Last year Language Teacher Nicola Pugh carried out her Action Research project. This is her summary of what she found out.
Does focusing on the presentation of work lead to better note taking and revision in boys?
I have been trialing a departmental technique called ‘Presentation for Learning’. Our Head of Languages began a presentation competition to be reviewed each term; the best presentation and the most improved presentation for learning would receive a prize. Taking this idea, I trialed dedicating a lesson to note taking, organisation of notes and strategies for showing a thought process through their work. Throughout the term, students then worked through their books and chose particular pages or work in their exercise books that showed their best thinking or best learning. Each term, a nominated student would look through books and judge the best thinking.
Summary of what you did to adapt your practice.
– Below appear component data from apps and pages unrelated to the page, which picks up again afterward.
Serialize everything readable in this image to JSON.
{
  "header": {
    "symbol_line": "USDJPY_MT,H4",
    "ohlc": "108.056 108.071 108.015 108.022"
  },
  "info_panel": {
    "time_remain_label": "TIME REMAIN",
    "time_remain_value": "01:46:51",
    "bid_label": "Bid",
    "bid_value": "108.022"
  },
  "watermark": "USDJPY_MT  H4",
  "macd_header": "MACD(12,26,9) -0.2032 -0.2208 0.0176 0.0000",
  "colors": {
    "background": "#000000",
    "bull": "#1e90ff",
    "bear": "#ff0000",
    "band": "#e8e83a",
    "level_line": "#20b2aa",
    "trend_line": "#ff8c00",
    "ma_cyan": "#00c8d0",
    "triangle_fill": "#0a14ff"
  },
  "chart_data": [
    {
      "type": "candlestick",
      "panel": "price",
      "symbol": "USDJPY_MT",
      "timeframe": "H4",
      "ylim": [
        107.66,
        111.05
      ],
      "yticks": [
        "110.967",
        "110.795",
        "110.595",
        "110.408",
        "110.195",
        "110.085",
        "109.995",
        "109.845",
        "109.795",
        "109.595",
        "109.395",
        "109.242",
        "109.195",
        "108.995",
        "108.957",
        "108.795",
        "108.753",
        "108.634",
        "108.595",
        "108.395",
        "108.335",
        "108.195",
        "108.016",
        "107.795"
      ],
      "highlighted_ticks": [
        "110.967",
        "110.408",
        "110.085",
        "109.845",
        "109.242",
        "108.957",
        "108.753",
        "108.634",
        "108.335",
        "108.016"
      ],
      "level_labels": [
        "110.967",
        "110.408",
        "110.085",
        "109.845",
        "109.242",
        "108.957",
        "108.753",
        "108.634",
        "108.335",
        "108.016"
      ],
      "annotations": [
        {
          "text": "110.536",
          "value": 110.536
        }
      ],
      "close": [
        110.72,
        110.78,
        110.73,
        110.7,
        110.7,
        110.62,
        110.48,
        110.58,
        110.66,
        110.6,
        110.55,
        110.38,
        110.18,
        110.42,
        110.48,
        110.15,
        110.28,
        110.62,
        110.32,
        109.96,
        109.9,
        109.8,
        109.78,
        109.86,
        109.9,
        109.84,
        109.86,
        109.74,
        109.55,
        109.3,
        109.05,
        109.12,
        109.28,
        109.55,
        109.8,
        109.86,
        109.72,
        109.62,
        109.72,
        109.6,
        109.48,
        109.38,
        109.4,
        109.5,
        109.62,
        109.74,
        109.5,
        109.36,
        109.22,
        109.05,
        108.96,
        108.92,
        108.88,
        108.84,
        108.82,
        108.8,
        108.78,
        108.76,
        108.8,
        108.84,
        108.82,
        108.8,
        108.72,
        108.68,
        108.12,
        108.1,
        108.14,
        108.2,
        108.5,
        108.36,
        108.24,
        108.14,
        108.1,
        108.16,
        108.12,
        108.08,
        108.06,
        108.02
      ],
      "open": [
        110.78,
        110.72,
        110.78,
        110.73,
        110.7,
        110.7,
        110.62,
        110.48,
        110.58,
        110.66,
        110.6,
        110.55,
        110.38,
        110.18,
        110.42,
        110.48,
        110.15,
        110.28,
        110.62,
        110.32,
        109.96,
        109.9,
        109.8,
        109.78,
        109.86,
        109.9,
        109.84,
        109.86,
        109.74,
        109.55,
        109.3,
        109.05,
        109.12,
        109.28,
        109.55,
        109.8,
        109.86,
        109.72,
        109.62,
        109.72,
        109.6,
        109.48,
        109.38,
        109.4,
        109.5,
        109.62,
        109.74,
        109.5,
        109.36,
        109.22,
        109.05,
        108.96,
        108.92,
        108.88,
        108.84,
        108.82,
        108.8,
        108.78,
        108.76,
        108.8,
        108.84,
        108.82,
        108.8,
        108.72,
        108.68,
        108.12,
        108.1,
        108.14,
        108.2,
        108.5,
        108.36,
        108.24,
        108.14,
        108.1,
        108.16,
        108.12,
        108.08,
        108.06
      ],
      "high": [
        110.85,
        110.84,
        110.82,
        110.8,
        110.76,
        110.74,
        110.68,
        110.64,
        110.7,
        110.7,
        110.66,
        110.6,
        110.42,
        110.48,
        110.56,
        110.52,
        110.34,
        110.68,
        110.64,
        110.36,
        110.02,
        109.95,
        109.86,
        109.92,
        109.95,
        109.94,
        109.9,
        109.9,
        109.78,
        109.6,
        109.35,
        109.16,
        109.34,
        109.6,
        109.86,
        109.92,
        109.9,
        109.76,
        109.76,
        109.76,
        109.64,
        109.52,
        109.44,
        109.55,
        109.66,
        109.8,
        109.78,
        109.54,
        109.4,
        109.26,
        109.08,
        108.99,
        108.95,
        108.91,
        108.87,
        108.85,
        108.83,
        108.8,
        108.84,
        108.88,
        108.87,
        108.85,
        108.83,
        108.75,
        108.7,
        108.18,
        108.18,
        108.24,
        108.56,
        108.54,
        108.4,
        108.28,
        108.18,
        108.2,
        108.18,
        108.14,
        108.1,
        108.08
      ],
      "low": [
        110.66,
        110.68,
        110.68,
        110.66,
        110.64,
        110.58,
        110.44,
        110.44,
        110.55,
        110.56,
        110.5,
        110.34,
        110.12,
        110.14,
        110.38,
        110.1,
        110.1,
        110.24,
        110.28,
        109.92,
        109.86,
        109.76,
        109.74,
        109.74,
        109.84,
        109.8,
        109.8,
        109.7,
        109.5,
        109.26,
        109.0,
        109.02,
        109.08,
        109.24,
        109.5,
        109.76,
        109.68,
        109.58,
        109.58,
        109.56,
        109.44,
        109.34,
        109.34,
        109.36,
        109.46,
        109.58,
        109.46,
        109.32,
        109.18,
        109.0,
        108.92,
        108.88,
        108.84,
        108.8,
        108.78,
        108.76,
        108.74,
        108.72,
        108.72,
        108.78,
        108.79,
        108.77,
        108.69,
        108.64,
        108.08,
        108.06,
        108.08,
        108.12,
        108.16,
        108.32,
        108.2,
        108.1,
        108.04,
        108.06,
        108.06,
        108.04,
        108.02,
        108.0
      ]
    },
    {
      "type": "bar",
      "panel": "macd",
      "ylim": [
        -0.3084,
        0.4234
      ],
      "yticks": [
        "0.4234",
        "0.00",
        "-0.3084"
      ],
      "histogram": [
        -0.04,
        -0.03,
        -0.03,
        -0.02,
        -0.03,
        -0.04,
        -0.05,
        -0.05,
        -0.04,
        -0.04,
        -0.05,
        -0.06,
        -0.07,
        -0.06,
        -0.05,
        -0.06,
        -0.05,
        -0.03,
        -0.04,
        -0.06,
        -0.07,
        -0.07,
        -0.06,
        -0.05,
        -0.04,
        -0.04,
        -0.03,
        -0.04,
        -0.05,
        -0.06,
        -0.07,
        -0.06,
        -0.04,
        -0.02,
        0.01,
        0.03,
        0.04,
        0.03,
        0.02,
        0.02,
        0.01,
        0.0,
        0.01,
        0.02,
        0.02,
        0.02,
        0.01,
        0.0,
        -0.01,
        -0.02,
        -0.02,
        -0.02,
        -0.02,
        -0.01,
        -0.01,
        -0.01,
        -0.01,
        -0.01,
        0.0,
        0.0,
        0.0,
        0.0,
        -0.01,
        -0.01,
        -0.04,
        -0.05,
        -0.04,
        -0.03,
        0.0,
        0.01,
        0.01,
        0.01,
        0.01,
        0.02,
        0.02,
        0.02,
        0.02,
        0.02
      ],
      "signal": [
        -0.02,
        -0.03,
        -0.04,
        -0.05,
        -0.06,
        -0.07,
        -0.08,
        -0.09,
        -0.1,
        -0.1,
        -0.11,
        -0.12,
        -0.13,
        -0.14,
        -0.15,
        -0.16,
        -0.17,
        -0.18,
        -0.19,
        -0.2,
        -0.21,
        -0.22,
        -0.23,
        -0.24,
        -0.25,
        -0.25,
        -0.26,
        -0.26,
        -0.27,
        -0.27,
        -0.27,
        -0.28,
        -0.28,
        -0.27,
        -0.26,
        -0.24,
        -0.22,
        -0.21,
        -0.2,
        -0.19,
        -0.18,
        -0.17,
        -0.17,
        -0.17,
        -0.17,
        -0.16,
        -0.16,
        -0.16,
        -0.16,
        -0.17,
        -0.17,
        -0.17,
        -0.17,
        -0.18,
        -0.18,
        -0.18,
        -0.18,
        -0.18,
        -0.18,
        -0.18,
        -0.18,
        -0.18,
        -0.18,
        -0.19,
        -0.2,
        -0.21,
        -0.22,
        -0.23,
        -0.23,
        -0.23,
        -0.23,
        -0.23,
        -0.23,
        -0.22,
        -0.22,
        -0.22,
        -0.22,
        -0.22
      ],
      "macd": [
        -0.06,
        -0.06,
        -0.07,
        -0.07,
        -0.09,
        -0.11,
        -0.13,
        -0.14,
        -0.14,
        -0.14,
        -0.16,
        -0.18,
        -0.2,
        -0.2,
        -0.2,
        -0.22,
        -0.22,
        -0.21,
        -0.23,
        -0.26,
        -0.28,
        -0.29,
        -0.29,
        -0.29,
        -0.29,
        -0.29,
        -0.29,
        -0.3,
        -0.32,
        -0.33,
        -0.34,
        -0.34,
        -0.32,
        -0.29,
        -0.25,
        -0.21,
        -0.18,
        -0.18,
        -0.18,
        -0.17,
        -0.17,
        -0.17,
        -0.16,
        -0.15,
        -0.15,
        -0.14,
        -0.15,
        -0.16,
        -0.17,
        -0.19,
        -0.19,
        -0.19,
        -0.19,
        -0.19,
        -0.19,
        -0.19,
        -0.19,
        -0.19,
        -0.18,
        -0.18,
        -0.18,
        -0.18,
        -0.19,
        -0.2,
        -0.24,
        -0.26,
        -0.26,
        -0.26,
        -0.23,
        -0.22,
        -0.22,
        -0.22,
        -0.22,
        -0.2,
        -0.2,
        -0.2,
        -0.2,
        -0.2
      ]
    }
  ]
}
Dedicating time at the beginning of the research period to note taking, presentation and demonstrating how to show thought processes allowed a better understanding of what I was looking for and what students were aiming toward was something that I have not tried and it proved successful. Also, embedding this as a routine every few lessons to check their progress of their best work and see if they can top it, and also giving ownership to the student about their presentation and not taking.
How did you test and review the impact of your work?
Taking photos at the beginning of the process and regularly assessing progress. Student engagement has been a great factor in judging it as students have actively been trying to beat their best work each term.
Summary of the impact so far.
Start early and maintain the momentum. It is difficult to keep on top of the administration involved initially which is when I developed the role of student judges and the ownership was on them. Ensuring time is built in for regular updates to maintain the momentum and maintain engagement is key.